The consular officer may not issue a student visa unless satisfied the applicant:
Applicants generally establish their residency abroad by presenting evidence of economic, social and family association in their home country, which indicates that an applicant would leave the United States upon completion of his/her program. Additional residency proof may include job, family and financial prospects including inheritance and/or investments, etc.
Anticipate that the interview will be conducted in English and not the native language of the applicant. The consular officer may determine whether the applicant has the necessary proficiency if the I-20 SEVIS Form indicates that proficiency in English is required. The consular officer may conduct a visa interview in English, request that the applicant read a passage written in English, or even request the TOEFL test score.
An applicant must provide documents to prove sufficient funds, to cover all expenses during the entire period of study, are available and that cash is available to cover at least the first year of study. Thus, an applicant proves he/she will not become a public charge and/or will not participate in unauthorized U.S. employment.
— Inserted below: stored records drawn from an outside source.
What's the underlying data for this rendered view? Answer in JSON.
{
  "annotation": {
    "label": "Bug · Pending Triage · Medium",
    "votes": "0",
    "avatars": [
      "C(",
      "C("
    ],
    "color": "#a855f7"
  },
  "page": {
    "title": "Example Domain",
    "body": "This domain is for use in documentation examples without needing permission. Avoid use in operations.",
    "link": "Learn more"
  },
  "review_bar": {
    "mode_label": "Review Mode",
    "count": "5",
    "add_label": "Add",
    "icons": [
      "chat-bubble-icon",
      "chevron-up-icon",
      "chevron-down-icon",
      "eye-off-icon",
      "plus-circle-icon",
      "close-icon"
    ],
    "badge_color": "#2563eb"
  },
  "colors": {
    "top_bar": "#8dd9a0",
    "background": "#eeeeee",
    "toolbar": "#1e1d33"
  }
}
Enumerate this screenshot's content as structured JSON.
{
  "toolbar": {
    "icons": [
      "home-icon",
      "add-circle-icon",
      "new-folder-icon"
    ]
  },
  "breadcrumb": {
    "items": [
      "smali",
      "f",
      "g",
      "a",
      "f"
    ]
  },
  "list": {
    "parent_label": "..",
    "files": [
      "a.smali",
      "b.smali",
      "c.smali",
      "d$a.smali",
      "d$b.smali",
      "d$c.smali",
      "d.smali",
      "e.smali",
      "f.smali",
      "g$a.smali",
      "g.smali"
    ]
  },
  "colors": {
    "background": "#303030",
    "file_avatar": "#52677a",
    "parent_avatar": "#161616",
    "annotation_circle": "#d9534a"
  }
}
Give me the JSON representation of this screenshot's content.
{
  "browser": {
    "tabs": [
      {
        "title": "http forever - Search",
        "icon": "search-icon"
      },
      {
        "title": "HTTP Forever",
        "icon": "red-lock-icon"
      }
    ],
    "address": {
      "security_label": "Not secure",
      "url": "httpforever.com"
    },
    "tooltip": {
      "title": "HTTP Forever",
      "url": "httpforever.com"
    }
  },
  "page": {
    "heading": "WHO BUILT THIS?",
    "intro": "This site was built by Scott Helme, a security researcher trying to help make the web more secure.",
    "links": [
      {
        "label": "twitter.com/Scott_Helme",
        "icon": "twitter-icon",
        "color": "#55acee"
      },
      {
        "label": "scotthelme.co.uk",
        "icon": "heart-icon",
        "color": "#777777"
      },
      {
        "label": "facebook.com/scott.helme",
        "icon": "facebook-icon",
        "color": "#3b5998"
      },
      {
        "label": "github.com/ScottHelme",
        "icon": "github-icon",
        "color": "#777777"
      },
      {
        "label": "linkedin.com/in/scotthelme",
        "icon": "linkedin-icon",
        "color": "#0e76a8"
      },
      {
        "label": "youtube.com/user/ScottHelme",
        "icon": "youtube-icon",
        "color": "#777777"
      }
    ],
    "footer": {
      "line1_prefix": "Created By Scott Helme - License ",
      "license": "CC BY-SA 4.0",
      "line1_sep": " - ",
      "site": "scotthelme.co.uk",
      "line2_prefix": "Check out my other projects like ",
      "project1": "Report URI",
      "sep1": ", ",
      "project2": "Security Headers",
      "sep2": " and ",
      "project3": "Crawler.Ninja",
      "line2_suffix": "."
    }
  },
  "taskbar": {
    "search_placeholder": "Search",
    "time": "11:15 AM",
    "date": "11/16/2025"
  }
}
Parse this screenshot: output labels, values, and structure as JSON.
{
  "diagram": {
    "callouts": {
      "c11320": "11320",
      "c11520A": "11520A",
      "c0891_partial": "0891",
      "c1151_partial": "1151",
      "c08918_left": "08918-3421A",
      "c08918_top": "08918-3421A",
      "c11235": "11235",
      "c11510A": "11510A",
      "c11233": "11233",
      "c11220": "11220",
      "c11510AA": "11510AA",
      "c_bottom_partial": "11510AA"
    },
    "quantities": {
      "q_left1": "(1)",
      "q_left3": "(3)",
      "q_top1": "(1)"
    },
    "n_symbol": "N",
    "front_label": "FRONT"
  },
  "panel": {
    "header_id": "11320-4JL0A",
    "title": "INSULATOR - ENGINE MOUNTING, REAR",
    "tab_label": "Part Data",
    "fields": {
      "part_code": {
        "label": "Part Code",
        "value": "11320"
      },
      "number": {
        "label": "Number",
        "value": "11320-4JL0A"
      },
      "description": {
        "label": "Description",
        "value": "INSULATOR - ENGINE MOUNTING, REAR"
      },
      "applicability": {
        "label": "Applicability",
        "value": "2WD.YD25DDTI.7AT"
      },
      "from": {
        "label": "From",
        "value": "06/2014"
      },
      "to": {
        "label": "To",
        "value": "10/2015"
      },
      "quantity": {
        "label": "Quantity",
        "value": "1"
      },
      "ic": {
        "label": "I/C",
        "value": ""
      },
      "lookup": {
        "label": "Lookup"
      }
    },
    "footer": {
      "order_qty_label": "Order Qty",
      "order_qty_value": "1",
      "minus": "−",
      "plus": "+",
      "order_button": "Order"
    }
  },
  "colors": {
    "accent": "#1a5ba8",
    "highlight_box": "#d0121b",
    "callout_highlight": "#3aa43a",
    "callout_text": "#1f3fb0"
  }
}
Due to the volume of applications received, all consular officers are under pressure to conduct a quick and efficient interview. Therefore, be brief. Consular officers usually make a decision within the first week of the interview. The applicant must keep his/her answers short and to the point. The applicant should know the program of studies and what it involves. In addition, applicants should not bring family members or friends to the interview.
Make sure you bring all original documents to the interview including the SEVIS I-20 form, I-901 Fee document, letter of acceptance, financial passport, affidavit of support, passport, and any other documents required by the U.S. Embassy.
Applicants should not argue with the consular officer. If the visa is denied, ask to the officer for a list of documents necessary to reverse the refusal and request the reason for the denial.
If your spouse is also applying for an accompanying visa, you should both be aware that dependants cannot be employed in the U.S. Also, if the dependant is going to stay in the home country, the consular officer may request proof that the applicant can financially support his/her family while he/she is absent.
Remember: The main purpose of the student visa is to study in the United States.